Culture starts with the leaders, and it is their responsibility to provide an environment that fosters abundance, tolerance, security and stability, innovation and creativity, an entrepreneurial spirit and ‘can-do’ attitude. The environment needs to allow a margin for mistakes and risk, and it needs to encourage the development of mutual respect and trust, tolerance, positivity, harmony, expression, ongoing learning and empowerment. That is then the corporate culture. At the base of company culture is how the leader treats the staff. A culture sits, like perceptions, in the hearts and minds of the team.
The new world
Team members now have different expectations from previous generations, when we were encouraged to get a reliable job (with pension and medical aid) and secure our futures. Now people are more mobile. They are happy to spend a year or two in a job (if that) and move on to new challenges. Headhunting is more prolific so that people can get what they want. The workplace is far more diverse than ever before. Organisations are under pressure to reinvent, and they need to be fluid, holistic and sustainable. As a leader, it is now the time for responding to people’s needs rather than meeting your own.
How often do we hear a leader challenging his/her team to ‘think out of the box’? I believe that before the leader can do that, he/she needs to create an environment of security and predictability. If the leader provides the box (boundaries), he/she can then ask the team to be creative and innovative and to think out of the box. Outline the parameters for accountability and responsibility. Only then can you stand back to breathe and give your team breathing space.

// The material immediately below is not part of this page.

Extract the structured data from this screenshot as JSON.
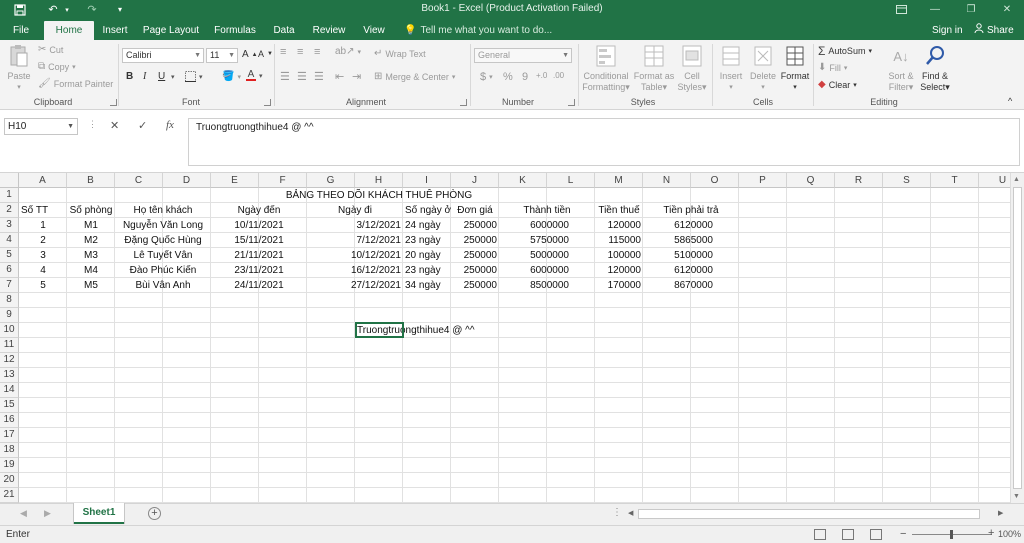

An environment that is free from anxiety is crucial. When a team member is anxious, his/her brain closes down and this prevents expanded learning. When you are in flight or fight mode, you cannot absorb as much information as when relaxed.
Innovation and creativity
Innovation has been discussed as the number-one challenge being faced by CEOs globally. If leaders do not provide the right environment, there will be no innovation. A company that cannot innovate has no future. Allowing staff to enjoy more right-brain thinking, intrapreneurship and risk taking is one good start for encouraging innovation.
Right-brain thinking is essential in business. Explore whatever options of creativity are available to you. Try thinking back to when you were a child, uncluttered by negative thoughts, the worry of risk and responsibility. What unleashed your creative spirit, made you happy and feel free? Often the responsibility of work can negate all the happiness you feel in your private life. If you are not happy at home ,it is unlikely that you will be happy at work. Can you remember what gave you joy? What gives you joy now?
We have already acknowledged that creative isolation is essential. Encourage right-brain thinking. Take a break, take a breather, call it a head holiday, label it what you like, but take it. Inspiration will only come to a mind when it has been quietened down. Reflection is a good way of reconnecting yourself. Take your eye off the bottom line just for a moment. Work out what makes you feel good about your work, other than profits. Guaranteed, you will feel more creative after a short break. Make short breaks a habit, and allow your team to take them, too.
Jenny Handley is a brand, leadership and high performance facilitator. Her latest book, Raise your Leaders™ is available as an in-house leadership academy for companies. www.jennyhandley.co.za